death, his collection of several thousand snow crystal and frost crystal
photographs were donated to the American Meteorological Society. The AMS
was charged with designating someone to put the collection of photographs
into a sensible order and overseeing their publication. W. J. Humphries
oversaw the work which involved several noted mineralogists of the day,
including S. B. Hendricks, H. E. Merwin, C. S. Ross, and W. T. Schaller.
These men classified the photographs into basic types of formation and
growth forms and worked up the descriptive portion of the book's text on
the crystallography of the Snow Crystal.
The presentation of so many illustrations of a single mineral (ice)
all from the same crystal system makes the book unique and gives the viewer
the opportunity to examine how the various methods of growth of a mineral
may affect a crystal's appearance, even though the symmetry elements remain
constant. You have probably heard the comment that no two snow flakes are
identical. You will believe it after examining the photographs in this
book! Every instructor teaching mineralogy should make this book available
to their class just to enlighten the students as to nature's infinite variety
on the same theme!
We do not know if it is still in print, but it was first published by
McGraw-Hill in 1931 and republished in 1962 by Dover Publications, New
York. The standard book number is 486-20287-9 and the Library of Congress
Card Catalog Number is 63-422 for the Dover edition.
I could rave on for a few additional pages, but it would do little good.
By now, you are either hooked on symmetry or sick of my discussion of it.
But never again will you look in a mirror and see just yourself. Instead
you will see an organism with bilateral symmetry. Symmetry is a way of
looking at the world around you and seeing order in the apparent randomness

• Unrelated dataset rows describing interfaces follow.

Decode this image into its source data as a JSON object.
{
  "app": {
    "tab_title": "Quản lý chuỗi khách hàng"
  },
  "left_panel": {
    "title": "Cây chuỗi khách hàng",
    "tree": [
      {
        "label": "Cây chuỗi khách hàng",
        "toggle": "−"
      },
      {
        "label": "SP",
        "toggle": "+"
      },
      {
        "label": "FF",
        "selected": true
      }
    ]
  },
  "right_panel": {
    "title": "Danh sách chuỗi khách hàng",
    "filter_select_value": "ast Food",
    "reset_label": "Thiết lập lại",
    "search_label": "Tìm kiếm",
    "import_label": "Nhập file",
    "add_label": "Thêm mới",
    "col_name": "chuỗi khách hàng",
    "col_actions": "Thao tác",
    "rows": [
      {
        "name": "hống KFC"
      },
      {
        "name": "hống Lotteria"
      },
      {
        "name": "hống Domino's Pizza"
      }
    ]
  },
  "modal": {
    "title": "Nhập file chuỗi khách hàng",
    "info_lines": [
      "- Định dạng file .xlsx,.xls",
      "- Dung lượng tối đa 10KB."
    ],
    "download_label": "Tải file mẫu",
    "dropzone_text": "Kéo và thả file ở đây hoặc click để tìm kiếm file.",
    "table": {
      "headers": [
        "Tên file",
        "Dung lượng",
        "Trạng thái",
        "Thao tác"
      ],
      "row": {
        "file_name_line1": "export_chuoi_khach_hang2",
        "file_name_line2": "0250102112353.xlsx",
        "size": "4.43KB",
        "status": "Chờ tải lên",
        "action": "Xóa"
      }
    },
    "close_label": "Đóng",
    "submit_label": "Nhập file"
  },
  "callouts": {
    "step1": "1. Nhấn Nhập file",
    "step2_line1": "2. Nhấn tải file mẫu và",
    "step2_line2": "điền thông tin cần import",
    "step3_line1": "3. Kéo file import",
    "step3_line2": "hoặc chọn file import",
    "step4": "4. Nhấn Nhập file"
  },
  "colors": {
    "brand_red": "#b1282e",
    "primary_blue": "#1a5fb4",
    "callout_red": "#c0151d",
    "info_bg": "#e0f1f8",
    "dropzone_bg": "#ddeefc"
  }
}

of nature. It is truly a way to define order out of apparent chaos.
and chaos are popular topics these days, in mathematics and in philosophical
discussions concerning the general nature of life, but I assure you that
if you look around and are thinking of symmetry you will find it. It is
everywhere in the plant and animal world as well as the mineral kingdom.
Just stop, bend down, and look at common clover, a plant whose individual
leaves exhibit mirror plane symmetry, but whose 3-leaf arrangement displays
trigonal symmetry elements. Think about the symmetry of a 4-leafed clover.
Now you are not interested in finding one for good luck, but so you can
more thoroughly examine its symmetry!
Speaking of good luck, we wish all of you the best of it in your continuing
quest for knowledge. We hope we have brought you to a better understanding
and appreciation of the symmetry and beauty of the world around you! For
the effort involved in reading all this series, we salute you and you are
hereby deserving of the Mineralogical Order of the Crystal Sphere,
that one object of infinite symmetry. May the sphere ever remind you of
the infinite patience it takes to learn about Crystallography and Geometry.
Mike & Darcy Howard
Index to Crystallography and Mineral Crystal Systems
Table of Contents